Asked why she chose to focus on guilt, which is after all often a useless, self-punishing emotion, Sarah Maddison cited Bernhard Schlink’s Guilt About the Past which argues in the German context that every generation that doesn’t make a substantive break with the atrocities of its forebears is standing in solidarity with them. Her book doesn’t advocate that non-Indigenous Australians should wallow in guilt forevermore, but that we should ‘sit with’ our guilt for a time, not run from it either by taking action or by denial. Facing that discomfort is a necessary step to understanding and making thoughtful progress. [I liked this. I know a Native American woman who urges non-Indigenous people to put our minds to answering the question, ‘How have I personally benefited from genocide?’]

She talked about ‘high-identifiers’ – people for whom it is extremely difficult to acknowledge any negative dimensions to their national identity. Such people tend to think that the continuing disadvantage of Aboriginal people must be their fault, specifically must be because there’s something wrong with Aboriginal culture. She talked about the need for adaptive change, the kind of change that requires a change of perspective rather than a technological fix.

The questions were all excellent. Perhaps for the first time in my life I heard a very long question that was neither primarily self-promoting nor bizarrely tangential to the topic in hand. The questioner spoke of the problematic nature of the phrase ‘white guilt’ both because non-Indigenous Australia is very diverse, and ‘white’ covers only part of it, because the ‘we’ who actually experience guilt, as opposed to, say, denial, is very hard to define (is it only liberals?), and because guilt is a pretty dead-end notion anyway. These were interesting issues to raise, and, as Sarah Maddison acknowledged, weren’t going to be resolved in an hour before dinner on a Friday night.

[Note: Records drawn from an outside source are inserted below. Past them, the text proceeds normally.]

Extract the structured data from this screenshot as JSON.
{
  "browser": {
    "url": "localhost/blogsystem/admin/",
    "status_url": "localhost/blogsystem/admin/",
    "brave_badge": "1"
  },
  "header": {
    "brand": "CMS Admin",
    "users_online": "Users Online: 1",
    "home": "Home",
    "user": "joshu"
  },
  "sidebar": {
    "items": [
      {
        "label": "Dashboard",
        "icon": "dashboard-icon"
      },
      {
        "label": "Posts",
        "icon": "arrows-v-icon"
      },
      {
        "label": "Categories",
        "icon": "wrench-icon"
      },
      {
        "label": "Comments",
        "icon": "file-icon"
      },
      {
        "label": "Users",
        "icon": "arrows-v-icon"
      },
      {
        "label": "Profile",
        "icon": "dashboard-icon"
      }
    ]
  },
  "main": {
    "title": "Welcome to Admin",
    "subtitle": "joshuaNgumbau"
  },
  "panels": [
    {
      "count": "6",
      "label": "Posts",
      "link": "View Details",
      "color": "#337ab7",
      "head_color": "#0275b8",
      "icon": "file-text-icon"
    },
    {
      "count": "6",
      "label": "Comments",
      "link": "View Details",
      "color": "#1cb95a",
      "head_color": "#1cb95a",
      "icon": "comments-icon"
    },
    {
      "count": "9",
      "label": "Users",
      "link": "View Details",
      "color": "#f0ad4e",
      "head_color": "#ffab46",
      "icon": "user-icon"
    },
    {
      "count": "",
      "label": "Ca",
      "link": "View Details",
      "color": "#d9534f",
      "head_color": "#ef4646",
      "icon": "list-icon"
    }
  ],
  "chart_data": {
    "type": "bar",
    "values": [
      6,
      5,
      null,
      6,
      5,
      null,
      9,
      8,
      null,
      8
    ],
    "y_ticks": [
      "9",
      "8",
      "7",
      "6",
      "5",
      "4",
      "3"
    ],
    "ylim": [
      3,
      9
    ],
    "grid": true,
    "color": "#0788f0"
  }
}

No doubt I’ll blog about this again when I read the book.